=== Begin Enclosure ===

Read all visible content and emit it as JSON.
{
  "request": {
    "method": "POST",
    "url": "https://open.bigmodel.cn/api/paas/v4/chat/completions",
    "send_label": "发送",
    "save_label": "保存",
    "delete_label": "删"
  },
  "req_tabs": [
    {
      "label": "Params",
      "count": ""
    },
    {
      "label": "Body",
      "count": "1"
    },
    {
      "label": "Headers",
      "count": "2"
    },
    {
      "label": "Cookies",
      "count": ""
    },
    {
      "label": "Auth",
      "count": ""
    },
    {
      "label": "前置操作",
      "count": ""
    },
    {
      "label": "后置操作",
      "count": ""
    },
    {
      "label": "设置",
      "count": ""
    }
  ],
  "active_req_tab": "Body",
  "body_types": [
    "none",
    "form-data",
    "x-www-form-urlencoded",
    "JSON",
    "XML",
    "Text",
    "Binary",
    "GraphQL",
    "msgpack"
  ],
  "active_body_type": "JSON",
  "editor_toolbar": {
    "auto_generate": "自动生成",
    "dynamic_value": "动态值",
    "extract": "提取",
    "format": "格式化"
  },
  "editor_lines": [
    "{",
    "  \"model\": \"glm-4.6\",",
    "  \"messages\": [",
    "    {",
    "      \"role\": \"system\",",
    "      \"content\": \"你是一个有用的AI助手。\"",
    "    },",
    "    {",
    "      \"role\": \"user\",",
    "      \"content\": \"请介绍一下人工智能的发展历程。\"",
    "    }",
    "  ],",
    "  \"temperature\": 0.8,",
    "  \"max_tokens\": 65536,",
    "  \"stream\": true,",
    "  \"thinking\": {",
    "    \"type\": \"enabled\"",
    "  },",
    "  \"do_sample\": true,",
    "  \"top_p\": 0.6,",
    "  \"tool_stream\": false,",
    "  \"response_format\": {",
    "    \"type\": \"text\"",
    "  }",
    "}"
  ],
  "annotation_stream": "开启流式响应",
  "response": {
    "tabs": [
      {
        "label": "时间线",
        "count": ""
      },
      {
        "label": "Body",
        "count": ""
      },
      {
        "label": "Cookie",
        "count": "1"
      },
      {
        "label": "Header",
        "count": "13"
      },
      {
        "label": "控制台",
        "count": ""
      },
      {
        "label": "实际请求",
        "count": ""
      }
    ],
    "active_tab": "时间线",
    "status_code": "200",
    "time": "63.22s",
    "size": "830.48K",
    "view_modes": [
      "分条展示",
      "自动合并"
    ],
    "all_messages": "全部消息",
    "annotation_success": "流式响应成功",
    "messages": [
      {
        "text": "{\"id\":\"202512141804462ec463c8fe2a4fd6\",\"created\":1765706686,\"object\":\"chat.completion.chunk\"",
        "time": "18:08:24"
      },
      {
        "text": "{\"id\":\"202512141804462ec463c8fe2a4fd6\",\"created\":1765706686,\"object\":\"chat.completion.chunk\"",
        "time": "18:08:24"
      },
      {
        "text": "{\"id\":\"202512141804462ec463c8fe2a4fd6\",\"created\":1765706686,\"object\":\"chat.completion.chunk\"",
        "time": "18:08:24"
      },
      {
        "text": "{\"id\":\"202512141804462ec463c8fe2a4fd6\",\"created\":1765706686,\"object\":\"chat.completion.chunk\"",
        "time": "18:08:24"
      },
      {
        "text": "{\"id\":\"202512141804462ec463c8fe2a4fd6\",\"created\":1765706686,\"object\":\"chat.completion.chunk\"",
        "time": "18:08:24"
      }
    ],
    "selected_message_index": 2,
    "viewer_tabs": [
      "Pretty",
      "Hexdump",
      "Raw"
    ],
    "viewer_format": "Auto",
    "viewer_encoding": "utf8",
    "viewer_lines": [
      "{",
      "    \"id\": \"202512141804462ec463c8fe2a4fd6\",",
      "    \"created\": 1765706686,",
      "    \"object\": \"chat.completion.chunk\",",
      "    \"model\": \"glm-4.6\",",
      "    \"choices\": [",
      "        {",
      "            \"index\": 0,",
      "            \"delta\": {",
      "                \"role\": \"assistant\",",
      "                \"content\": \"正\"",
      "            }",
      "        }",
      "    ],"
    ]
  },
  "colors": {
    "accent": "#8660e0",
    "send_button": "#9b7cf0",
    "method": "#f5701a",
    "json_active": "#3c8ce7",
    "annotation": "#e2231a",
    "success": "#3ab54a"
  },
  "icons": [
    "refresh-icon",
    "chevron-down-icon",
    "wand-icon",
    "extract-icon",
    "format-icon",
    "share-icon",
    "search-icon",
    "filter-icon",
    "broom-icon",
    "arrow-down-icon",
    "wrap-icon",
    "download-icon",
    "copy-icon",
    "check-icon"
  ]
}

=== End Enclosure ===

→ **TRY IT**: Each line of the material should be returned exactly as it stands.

→ **RESULT**:
Read all visible content and emit it as JSON.
{
  "request": {
    "method": "POST",
    "url": "https://open.bigmodel.cn/api/paas/v4/chat/completions",
    "send_label": "发送",
    "save_label": "保存",
    "delete_label": "删"
  },
  "req_tabs": [
    {
      "label": "Params",
      "count": ""
    },
    {
      "label": "Body",
      "count": "1"
    },
    {
      "label": "Headers",
      "count": "2"
    },
    {
      "label": "Cookies",
      "count": ""
    },
    {
      "label": "Auth",
      "count": ""
    },
    {
      "label": "前置操作",
      "count": ""
    },
    {
      "label": "后置操作",
      "count": ""
    },
    {
      "label": "设置",
      "count": ""
    }
  ],
  "active_req_tab": "Body",
  "body_types": [
    "none",
    "form-data",
    "x-www-form-urlencoded",
    "JSON",
    "XML",
    "Text",
    "Binary",
    "GraphQL",
    "msgpack"
  ],
  "active_body_type": "JSON",
  "editor_toolbar": {
    "auto_generate": "自动生成",
    "dynamic_value": "动态值",
    "extract": "提取",
    "format": "格式化"
  },
  "editor_lines": [
    "{",
    "  \"model\": \"glm-4.6\",",
    "  \"messages\": [",
    "    {",
    "      \"role\": \"system\",",
    "      \"content\": \"你是一个有用的AI助手。\"",
    "    },",
    "    {",
    "      \"role\": \"user\",",
    "      \"content\": \"请介绍一下人工智能的发展历程。\"",
    "    }",
    "  ],",
    "  \"temperature\": 0.8,",
    "  \"max_tokens\": 65536,",
    "  \"stream\": true,",
    "  \"thinking\": {",
    "    \"type\": \"enabled\"",
    "  },",
    "  \"do_sample\": true,",
    "  \"top_p\": 0.6,",
    "  \"tool_stream\": false,",
    "  \"response_format\": {",
    "    \"type\": \"text\"",
    "  }",
    "}"
  ],
  "annotation_stream": "开启流式响应",
  "response": {
    "tabs": [
      {
        "label": "时间线",
        "count": ""
      },
      {
        "label": "Body",
        "count": ""
      },
      {
        "label": "Cookie",
        "count": "1"
      },
      {
        "label": "Header",
        "count": "13"
      },
      {
        "label": "控制台",
        "count": ""
      },
      {
        "label": "实际请求",
        "count": ""
      }
    ],
    "active_tab": "时间线",
    "status_code": "200",
    "time": "63.22s",
    "size": "830.48K",
    "view_modes": [
      "分条展示",
      "自动合并"
    ],
    "all_messages": "全部消息",
    "annotation_success": "流式响应成功",
    "messages": [
      {
        "text": "{\"id\":\"202512141804462ec463c8fe2a4fd6\",\"created\":1765706686,\"object\":\"chat.completion.chunk\"",
        "time": "18:08:24"
      },
      {
        "text": "{\"id\":\"202512141804462ec463c8fe2a4fd6\",\"created\":1765706686,\"object\":\"chat.completion.chunk\"",
        "time": "18:08:24"
      },
      {
        "text": "{\"id\":\"202512141804462ec463c8fe2a4fd6\",\"created\":1765706686,\"object\":\"chat.completion.chunk\"",
        "time": "18:08:24"
      },
      {
        "text": "{\"id\":\"202512141804462ec463c8fe2a4fd6\",\"created\":1765706686,\"object\":\"chat.completion.chunk\"",
        "time": "18:08:24"
      },
      {
        "text": "{\"id\":\"202512141804462ec463c8fe2a4fd6\",\"created\":1765706686,\"object\":\"chat.completion.chunk\"",
        "time": "18:08:24"
      }
    ],
    "selected_message_index": 2,
    "viewer_tabs": [
      "Pretty",
      "Hexdump",
      "Raw"
    ],
    "viewer_format": "Auto",
    "viewer_encoding": "utf8",
    "viewer_lines": [
      "{",
      "    \"id\": \"202512141804462ec463c8fe2a4fd6\",",
      "    \"created\": 1765706686,",
      "    \"object\": \"chat.completion.chunk\",",
      "    \"model\": \"glm-4.6\",",
      "    \"choices\": [",
      "        {",
      "            \"index\": 0,",
      "            \"delta\": {",
      "                \"role\": \"assistant\",",
      "                \"content\": \"正\"",
      "            }",
      "        }",
      "    ],"
    ]
  },
  "colors": {
    "accent": "#8660e0",
    "send_button": "#9b7cf0",
    "method": "#f5701a",
    "json_active": "#3c8ce7",
    "annotation": "#e2231a",
    "success": "#3ab54a"
  },
  "icons": [
    "refresh-icon",
    "chevron-down-icon",
    "wand-icon",
    "extract-icon",
    "format-icon",
    "share-icon",
    "search-icon",
    "filter-icon",
    "broom-icon",
    "arrow-down-icon",
    "wrap-icon",
    "download-icon",
    "copy-icon",
    "check-icon"
  ]
}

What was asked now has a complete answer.